Q: Where can you take the scorecard from here in the context of patient referrals in the network?
Lewis: We’re getting [physicians] used to seeing that cost data and seeing which patients have higher spend associated with them. The next step is actually doing research and doing analytics on the specialists in our network and seeing whether there are outliers in terms of utilization of tests, of laboratory, of advanced imaging. Then if you have higher- and lower-value specialists, and we make that data known, you can start talking about encouraging referrals from PCPs to higher-value specialists within the network.
That’ll be an interesting new day. If you’re going to use data to influence physician referral patterns, that data will need to be transparent, accurate and substantiated. We’ll probably have a minimal penalty at first, just to open people’s eyes to the fact that that type of referral system can be done. Hopefully, you’d see improvement in lower-value specialist performance, avoiding the need to move on to more onerous penalties.
Q: Is there a process for physicians to review and potentially appeal their data?

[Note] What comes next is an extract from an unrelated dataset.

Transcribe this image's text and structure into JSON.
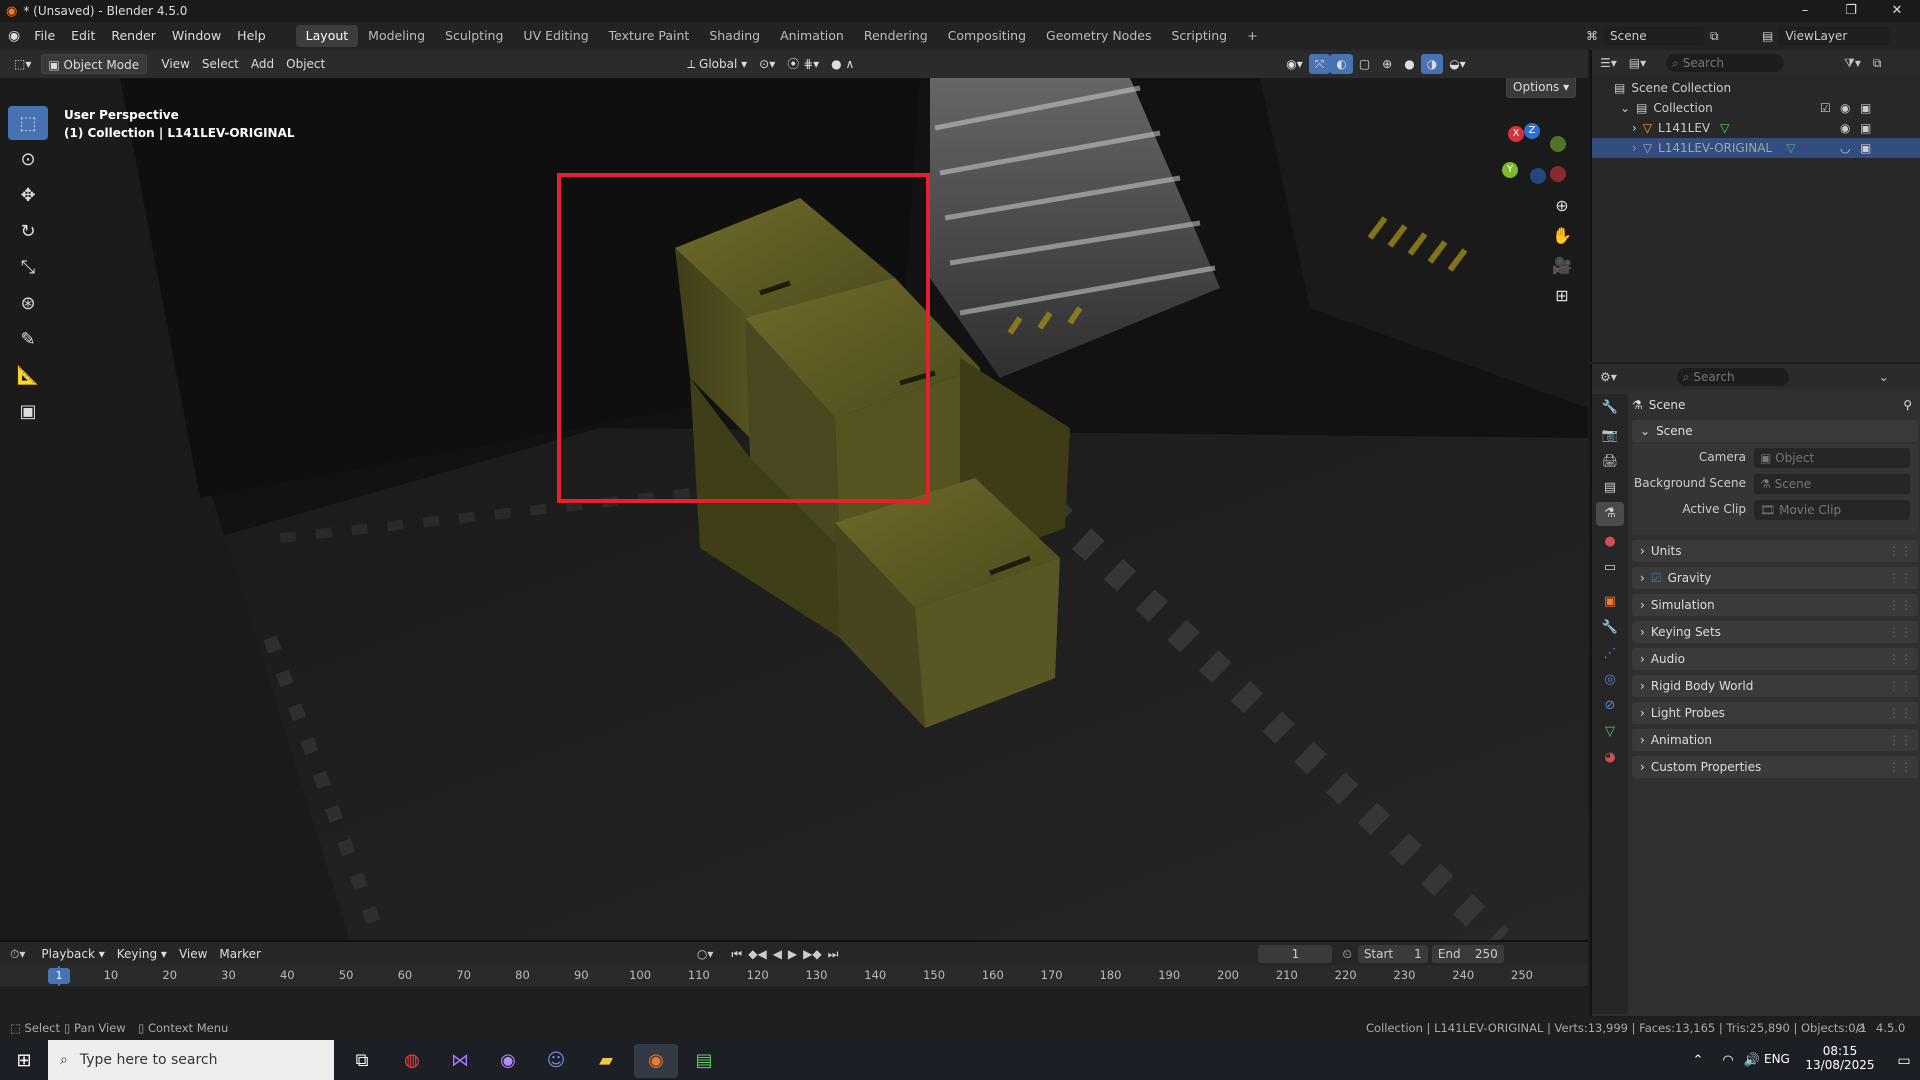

Lewis: The specialists see their claims, their risk score, the risk score of their peers, and they see their costs. That has engendered some conversations. For instance, a pulmonologist was in a group of seven. The other six were pretty uniform, and he really stood out — his costs were high.
It turned out that when rounding in the ICU, he was using intensive care unit codes rather than follow-up codes. Most of his peers, once they did the initial evaluation and the patient was stable, would drop down to that lower code.
We educated him on that, his next [scorecard] came out and he was back down with everybody else.
Turner: We obviously answer all questions, reach out, we’ll meet face to face, we’ll bring the data. It becomes educational for both of us, and you tend to find data that is standing out. It builds trust as well because we’re not trying to sit there and point the finger, and they’re not doing it intentionally eight or nine times out of 10. These reports help them because otherwise they’re just performing their job and trying to provide great care, and they may not know where they stand among others.
We’ve got some tremendous data points at the practice level, within their specialty — so now they know how other groups in their specialty are performing — and then we provide that national perspective as well. So it’s been a really great engagement tool.
About Mary Washington Health Alliance
The clinically integrated network of Fredericksburg, Va.-based Mary Washington Healthcare includes:
- 80,000 covered lives (commercial and Medicare)
- 450 physicians (including 150 employed)
- A 3-to-1 ratio of specialists to primary care providers
The network’s population health initiatives include:
- Medicare Shared Savings Program and Next Generation ACO, with plans to apply to participate in the MSSP Enhanced Track
- Bundled Payments for Care Improvement (“Classic” and Advanced models)
- Mary Washington Medicare Advantage (launched in 2020 with more than 1,500 covered lives)